Due to her working on them at the same time, the two Oscar-nominated films play off of each other for Powell in a way that audiences would likely never connect. "Mary Poppins is absolutely full of color, and then The Favourite, I kind of stripped out the color and just stuck to monochrome," she explains. "It's just part of thinking about I need to do something completely different."
Powell describes Mary Poppins Returns as being "about three times the scale, if not more, than The Favourite" with a long prep time that allowed her to work with the actors in rehearsals since the costumes would have to function in motion for dance numbers. For Mary's look, she paid "homage to the original Mary Poppins, but without it being the same", and says that while the overall costume look is completely different than that of the 1964 movie, "it has the same feeling and it has the same sentiment."
As for The Favourite, Powell started by researching the period and stuck with historically accurate cuts with her designs, "but then took liberties with the choice of fabric and the treatment of the fabric." She explains, "There's certainly very modern elements. Modern fabrics like denim. Recycled jeans we used to make all the servants' costumes. And then laser-cut cotton I used instead of lace. Those are very modern elements and fabrics and choices put together, but with the historically accurate silhouette."
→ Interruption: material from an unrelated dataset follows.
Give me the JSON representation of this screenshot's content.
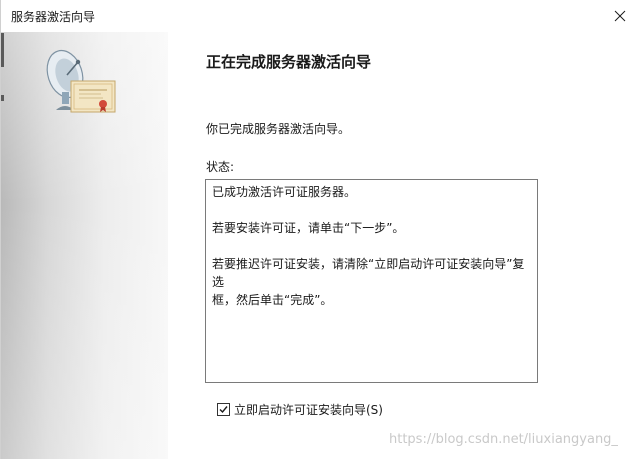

This came into play with the memorable costume Rachel Weisz's character, Lady Sarah, wears in a scene where she shoots a gun. "For me, her character is the strongest," Powell says. "Well, she gives the impression of being the strongest, and the most in control of her feelings, for sure. And I just wanted to show that in her clothes."
Which she did, by using "elements of men's tailoring, which is not totally inaccurate in terms of what women wore if they were riding or shooting or doing any kind of sport," says the designer, adding, "I just took it a step forward and put her in the britches, and actually dressed her in men's clothing. But I don't think she looks very much like a man. She's wearing the same items of clothing as the men wear, but it looks completely different on a woman."
Yet while Powell may be a woman nominated for working on women-centered films, when it came to the amount of women Oscar-nominated across the board this year, many of the categories were seriously lacking. The Best Costume Design category was swept by women, but Best Director, Best Cinematography, Best Original Score, and Best Film Editing feature no women at all. In the writing categories, only two of the 20 total nominees are women.
"It is disappointing, actually," Powell says of these statistics. "It's a shame. And [women are] out there. It's not that they're not out there... I think they just need to be encouraged. More women need to be encouraged to be doing it and be given the opportunities to do it."
The designer believes that the number of nominated women will increase eventually, but she notes that the Oscars are only one way of looking at the situation. "Although it's really great and flattering to be nominated and to be rewarded for what you do, it's not really what counts. It's actually your body of work," says Powell. "There are plenty of women out there with really great work. They're just not getting prizes for it."
If Powell takes home her fourth prize at the Oscars on February 24, she'll be only the third person to win four Best Costume Design Academy Awards. So if any aspiring women filmmakers are watching from home, they should use her as inspiration in any area of the film industry. Not for her many awards, but for her passion.